The travels started through a friendship he had since high school. A friend of his who grew up in Craig Henry along with Wood moved back to Lebanon with his parents. Wood didn't hear from his friend until a couple of years later. The friend in question was on the phone, back in Ottawa and needed a place to stay.

The friend stayed with Wood and his parents for a few months, then got on his feet. When his friend's father came to visit a few months later, he felt obligated to repay Wood for helping his son. He put Wood in contact with Kasem, a relative. Within three weeks Wood was in L.A. trying his hand at getting his band noticed.

"At 22 I booked myself a plane ticket, got on a plane and went to Los Angeles," says Wood. "I spent my whole life in Nepean and my summers in Smiths Falls. I'm a small-town guy at heart and this gate is opening up. I ring the door bell and here come Casey Kasem to the door. I'm like, 'What the hell am I doing here?'" Along with meeting with Kasem, Wood began visiting all the record labels he could.

"I pounded the pavement for two weeks," he says. "EMI literally threw me out almost by the back of my shirt."

All the hard work paid off, however, and after a lot of phone calls and creating a buzz about his band, things started to happen. They toured with great bands, played in front of huge crowds and had their music all over the place, including being heard on the popular MTV program The Real World Denver.

With the success of Wood's hard work, musicians looking to make it in the music industry started asking him for advice. A friend of his encouraged him to write a book about his experiences in 2005, which he did, but he didn't put a lot of effort into making it a publishing success until this year. A newly revamped version is now available and selling well on websites such as amazon.com and others.

If that weren't enough, Wood has returned to Nepean on a more permanent basis as a teacher in the Pre-Music Production program at Algonquin College. "Right now my number one focus is teaching these kids the music business," says Wood.

Expanding on the information in his book, Wood gives students some of the tools and information they will need to make a crack at the music industry. Also like his book, he has a lot of guest speakers give their own advice to the students.

"It's just taken off. It's a very, very popular course," says Lou DiMillo, coordinator of the program.

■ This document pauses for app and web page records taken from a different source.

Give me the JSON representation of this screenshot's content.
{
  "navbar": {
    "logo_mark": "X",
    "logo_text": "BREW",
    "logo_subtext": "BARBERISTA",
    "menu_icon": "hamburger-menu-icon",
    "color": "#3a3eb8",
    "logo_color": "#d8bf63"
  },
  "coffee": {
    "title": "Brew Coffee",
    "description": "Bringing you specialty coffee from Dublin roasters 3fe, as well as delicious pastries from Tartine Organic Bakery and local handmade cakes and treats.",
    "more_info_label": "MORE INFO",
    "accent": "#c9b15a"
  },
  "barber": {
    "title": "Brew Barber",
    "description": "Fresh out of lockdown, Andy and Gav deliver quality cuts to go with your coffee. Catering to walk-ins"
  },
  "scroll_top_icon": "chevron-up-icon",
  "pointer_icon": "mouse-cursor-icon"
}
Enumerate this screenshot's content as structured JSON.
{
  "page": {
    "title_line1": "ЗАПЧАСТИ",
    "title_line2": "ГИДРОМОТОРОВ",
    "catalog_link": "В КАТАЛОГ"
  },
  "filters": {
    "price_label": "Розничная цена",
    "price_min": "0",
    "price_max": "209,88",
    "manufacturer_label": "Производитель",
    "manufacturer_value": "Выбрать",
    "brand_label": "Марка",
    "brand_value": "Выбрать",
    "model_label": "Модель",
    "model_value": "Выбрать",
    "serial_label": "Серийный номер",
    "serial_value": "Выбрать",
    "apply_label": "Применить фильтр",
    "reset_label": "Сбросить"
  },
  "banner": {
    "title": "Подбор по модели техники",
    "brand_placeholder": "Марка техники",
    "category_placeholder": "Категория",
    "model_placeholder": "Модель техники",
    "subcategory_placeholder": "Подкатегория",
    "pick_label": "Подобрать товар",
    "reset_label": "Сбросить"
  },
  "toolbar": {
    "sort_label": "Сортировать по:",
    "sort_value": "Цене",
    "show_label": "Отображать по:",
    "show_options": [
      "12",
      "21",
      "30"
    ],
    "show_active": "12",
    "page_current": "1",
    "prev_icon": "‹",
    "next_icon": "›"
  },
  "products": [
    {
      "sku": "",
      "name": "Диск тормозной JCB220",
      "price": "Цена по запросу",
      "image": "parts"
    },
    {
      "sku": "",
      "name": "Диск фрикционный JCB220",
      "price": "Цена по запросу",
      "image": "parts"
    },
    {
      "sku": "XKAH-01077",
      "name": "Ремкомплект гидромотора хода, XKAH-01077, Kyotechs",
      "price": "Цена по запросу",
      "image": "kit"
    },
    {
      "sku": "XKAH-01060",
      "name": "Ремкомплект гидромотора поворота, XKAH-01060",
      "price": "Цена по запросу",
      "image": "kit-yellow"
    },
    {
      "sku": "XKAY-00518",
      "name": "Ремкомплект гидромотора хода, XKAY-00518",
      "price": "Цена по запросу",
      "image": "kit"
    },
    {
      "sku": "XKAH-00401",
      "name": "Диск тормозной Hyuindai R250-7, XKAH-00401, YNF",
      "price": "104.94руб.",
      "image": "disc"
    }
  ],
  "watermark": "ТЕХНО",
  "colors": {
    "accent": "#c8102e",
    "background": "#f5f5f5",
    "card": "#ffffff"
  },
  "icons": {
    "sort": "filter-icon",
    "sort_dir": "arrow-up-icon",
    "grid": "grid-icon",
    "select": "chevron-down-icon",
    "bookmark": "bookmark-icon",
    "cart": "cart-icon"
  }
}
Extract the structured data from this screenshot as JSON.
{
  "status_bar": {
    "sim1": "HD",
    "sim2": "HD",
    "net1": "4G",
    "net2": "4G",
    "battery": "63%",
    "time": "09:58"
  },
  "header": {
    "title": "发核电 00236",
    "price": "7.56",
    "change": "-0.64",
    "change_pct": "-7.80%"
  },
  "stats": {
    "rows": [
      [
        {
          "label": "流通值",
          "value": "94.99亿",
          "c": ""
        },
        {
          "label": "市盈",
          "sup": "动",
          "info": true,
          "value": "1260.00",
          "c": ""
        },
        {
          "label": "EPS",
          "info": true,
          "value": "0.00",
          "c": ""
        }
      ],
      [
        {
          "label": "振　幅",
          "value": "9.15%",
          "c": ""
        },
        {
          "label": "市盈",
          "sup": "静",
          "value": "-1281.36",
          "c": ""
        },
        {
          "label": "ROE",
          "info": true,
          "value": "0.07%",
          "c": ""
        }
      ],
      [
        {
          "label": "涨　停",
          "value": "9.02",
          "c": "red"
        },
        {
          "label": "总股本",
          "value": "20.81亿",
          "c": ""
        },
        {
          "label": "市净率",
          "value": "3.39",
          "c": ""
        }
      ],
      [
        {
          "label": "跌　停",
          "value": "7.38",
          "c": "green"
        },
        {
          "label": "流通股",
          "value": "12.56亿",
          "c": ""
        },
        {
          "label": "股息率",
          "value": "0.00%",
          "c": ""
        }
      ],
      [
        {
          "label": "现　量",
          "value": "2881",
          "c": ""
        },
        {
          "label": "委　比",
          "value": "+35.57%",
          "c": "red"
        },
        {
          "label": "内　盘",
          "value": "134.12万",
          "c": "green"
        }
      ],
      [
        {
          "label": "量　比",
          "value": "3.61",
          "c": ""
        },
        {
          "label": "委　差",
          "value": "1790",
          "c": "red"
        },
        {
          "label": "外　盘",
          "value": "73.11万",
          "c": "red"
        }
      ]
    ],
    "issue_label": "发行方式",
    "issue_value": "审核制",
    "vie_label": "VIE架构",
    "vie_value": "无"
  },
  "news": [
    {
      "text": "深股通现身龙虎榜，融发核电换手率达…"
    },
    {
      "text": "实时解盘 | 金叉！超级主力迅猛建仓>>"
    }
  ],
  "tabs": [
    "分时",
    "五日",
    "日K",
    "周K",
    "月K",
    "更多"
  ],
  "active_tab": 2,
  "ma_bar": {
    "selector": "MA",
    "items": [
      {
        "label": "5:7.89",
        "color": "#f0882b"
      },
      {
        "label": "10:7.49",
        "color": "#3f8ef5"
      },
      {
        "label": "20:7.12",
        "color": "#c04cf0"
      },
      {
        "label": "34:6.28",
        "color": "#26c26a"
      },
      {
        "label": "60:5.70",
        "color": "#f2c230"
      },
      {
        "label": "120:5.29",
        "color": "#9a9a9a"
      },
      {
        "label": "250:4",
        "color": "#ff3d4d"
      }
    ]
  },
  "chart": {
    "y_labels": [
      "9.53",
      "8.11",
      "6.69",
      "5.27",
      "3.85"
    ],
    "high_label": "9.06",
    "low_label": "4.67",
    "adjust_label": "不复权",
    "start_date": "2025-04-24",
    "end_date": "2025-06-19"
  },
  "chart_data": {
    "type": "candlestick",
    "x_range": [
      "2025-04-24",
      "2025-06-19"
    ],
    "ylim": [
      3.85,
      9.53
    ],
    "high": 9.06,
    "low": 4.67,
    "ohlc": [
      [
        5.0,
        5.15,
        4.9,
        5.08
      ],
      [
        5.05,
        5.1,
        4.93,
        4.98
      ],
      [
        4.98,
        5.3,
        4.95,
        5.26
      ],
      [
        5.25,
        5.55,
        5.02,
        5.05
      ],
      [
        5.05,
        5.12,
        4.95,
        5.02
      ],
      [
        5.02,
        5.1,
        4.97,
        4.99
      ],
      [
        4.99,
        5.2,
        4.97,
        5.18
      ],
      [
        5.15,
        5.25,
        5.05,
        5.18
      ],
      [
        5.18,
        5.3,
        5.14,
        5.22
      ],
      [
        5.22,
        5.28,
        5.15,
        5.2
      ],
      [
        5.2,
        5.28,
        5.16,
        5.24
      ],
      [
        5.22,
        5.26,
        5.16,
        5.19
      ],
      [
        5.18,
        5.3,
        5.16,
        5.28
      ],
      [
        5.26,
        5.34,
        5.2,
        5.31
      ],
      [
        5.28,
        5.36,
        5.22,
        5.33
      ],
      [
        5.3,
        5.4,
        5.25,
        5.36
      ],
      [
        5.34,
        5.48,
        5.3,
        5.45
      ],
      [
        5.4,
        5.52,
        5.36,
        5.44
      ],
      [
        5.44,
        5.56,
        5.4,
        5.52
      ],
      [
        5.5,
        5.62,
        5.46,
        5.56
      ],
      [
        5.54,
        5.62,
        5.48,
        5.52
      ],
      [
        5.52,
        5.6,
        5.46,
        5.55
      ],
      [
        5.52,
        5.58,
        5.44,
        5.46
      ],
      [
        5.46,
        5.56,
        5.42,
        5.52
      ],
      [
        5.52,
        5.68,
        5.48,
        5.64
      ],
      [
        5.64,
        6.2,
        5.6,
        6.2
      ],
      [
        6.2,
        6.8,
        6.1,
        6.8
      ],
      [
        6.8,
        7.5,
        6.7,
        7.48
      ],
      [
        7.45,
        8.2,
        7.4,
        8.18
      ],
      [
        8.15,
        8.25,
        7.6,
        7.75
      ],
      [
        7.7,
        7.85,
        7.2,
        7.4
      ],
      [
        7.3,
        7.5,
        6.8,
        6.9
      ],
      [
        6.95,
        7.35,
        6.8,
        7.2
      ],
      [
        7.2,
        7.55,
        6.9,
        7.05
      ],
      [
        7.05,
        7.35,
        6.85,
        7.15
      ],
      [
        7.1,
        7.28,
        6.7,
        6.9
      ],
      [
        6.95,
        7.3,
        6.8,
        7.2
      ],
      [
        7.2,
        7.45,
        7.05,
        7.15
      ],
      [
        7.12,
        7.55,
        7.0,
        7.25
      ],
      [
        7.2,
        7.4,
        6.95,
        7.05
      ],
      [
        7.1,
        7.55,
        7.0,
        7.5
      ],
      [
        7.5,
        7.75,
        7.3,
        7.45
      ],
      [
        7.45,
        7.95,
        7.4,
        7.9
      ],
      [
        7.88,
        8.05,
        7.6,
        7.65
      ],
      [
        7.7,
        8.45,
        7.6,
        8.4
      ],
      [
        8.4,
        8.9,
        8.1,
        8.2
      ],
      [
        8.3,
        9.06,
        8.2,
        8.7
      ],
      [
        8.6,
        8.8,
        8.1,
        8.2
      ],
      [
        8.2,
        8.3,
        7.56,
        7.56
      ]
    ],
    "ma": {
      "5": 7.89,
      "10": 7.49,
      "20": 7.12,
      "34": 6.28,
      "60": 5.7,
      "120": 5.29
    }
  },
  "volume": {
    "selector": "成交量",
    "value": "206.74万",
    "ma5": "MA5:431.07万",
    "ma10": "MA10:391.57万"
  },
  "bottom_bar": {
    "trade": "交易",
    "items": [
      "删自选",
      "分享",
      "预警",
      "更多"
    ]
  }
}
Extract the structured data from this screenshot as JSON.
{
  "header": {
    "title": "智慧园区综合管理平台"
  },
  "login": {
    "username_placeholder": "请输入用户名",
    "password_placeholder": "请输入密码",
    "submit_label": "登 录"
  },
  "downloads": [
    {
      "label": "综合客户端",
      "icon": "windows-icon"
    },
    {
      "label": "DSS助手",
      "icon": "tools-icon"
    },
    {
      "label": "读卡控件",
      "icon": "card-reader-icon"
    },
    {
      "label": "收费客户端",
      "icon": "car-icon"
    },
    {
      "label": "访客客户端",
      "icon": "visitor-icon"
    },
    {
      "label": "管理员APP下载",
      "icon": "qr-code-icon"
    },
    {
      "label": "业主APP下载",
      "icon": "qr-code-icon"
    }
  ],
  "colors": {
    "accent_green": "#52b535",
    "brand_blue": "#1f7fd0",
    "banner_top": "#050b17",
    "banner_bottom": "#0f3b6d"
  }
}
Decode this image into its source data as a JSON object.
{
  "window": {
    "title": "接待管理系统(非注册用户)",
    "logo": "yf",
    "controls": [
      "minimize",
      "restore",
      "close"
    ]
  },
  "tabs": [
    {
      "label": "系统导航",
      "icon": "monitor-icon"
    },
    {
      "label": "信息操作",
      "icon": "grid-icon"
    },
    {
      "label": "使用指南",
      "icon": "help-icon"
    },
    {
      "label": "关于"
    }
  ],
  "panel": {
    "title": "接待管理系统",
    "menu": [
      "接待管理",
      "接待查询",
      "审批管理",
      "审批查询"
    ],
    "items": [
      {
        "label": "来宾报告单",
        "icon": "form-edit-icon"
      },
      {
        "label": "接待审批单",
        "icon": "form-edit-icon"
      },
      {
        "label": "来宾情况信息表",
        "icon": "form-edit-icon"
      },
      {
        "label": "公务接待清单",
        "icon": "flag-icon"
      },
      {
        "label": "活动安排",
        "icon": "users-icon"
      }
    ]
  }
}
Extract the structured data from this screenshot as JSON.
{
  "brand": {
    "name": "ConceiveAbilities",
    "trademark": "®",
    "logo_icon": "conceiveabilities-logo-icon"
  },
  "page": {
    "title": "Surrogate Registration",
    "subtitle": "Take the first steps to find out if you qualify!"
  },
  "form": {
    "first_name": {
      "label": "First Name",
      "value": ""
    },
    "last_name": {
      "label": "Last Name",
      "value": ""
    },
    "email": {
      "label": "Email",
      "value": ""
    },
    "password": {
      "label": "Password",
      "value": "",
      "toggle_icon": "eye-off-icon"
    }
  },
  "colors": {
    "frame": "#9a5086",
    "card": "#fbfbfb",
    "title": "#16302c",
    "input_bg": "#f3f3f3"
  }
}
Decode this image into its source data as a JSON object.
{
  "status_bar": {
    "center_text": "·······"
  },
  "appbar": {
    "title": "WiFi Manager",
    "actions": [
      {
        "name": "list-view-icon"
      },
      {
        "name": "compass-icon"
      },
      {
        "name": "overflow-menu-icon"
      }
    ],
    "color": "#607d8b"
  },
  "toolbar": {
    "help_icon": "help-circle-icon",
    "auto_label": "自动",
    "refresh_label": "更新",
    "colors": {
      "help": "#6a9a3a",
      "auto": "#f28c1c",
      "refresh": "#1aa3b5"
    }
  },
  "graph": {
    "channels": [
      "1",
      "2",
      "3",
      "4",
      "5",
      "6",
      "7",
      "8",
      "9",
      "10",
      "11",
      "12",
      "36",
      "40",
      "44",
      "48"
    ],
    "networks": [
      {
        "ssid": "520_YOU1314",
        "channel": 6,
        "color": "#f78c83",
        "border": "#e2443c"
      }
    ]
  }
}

Wood suits the course perfectly. Meant as an introduction into the music business, the program is a certificate course that gives people an idea of what to expect. There are few people better than Wood to give a realistic snap shot of the industry.

"He's young. He's in the scene," says DiMillo. "When he gets his mind set on certain things he goes for it."